* Task requirements: The lines below may contain the word "icon". Please count those that do and give the number alone.

* Material for this task:
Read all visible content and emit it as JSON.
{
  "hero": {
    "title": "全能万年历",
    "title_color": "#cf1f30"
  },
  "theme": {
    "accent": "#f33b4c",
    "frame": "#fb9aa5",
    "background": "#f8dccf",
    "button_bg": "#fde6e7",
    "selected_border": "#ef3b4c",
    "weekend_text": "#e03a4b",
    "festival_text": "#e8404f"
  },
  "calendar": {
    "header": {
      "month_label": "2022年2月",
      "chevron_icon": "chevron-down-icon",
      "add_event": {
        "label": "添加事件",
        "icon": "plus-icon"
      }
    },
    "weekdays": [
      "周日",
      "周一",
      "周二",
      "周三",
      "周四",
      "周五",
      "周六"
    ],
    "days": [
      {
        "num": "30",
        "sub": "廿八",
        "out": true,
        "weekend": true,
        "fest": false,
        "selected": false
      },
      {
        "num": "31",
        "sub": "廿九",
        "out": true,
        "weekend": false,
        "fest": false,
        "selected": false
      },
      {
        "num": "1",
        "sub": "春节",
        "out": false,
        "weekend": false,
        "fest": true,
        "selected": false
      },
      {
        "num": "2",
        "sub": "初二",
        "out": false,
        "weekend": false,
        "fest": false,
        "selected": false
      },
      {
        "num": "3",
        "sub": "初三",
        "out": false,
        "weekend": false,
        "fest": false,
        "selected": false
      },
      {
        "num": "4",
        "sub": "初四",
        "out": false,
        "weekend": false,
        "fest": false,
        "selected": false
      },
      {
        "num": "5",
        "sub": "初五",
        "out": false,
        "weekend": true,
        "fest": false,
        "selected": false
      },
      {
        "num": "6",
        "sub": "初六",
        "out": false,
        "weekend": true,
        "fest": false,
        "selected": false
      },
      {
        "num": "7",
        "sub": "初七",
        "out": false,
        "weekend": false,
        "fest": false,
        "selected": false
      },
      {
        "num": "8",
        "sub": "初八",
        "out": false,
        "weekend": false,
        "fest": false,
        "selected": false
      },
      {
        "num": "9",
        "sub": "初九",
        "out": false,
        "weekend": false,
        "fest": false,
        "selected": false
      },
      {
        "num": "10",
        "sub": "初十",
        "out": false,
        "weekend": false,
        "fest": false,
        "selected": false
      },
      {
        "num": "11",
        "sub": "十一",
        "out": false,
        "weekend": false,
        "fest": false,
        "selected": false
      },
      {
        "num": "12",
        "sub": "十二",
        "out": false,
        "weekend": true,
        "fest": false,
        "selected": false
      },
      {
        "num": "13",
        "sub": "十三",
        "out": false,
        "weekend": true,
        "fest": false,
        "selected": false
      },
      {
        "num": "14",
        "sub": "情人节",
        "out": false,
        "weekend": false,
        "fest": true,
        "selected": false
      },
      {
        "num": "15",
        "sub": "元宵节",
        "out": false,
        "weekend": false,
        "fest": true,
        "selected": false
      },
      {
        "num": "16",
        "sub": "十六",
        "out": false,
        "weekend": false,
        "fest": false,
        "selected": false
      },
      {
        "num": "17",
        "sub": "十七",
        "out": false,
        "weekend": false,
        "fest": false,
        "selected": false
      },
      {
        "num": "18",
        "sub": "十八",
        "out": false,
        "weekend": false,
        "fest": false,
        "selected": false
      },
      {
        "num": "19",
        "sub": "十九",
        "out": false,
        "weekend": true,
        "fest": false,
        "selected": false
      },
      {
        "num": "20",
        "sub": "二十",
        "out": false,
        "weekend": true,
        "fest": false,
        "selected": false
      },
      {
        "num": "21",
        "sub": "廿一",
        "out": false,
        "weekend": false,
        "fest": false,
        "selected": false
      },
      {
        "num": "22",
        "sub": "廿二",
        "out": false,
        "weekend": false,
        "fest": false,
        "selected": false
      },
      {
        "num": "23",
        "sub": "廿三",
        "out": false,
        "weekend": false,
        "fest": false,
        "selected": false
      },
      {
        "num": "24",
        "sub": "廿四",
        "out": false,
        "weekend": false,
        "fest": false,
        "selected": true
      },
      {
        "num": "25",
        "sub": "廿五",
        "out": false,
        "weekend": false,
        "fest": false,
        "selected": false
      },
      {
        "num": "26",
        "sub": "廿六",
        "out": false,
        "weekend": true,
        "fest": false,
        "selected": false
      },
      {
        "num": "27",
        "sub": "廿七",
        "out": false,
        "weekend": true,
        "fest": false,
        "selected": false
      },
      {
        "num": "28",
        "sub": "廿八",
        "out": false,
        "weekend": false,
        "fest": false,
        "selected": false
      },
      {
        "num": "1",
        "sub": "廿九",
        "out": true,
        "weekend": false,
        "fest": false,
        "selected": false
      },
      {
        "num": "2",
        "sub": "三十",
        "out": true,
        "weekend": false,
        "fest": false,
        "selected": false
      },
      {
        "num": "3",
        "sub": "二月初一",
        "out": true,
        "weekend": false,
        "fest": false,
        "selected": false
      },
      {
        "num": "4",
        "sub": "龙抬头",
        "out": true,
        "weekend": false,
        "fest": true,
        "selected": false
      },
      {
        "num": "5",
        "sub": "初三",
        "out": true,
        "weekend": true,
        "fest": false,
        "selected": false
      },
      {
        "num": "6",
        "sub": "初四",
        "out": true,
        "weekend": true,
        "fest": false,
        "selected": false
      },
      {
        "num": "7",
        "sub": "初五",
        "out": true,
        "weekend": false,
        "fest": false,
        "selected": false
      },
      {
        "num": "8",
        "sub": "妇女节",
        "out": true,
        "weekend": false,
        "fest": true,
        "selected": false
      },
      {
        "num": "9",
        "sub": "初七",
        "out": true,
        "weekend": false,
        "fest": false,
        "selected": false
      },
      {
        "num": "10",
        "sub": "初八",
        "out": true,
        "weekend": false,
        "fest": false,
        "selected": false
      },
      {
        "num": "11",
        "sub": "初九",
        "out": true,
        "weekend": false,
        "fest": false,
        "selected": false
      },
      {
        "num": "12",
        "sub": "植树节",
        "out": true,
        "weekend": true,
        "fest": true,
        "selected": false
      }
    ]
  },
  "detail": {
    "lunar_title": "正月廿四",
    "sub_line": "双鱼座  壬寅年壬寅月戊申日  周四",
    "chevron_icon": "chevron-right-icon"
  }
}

* Exercise output: 3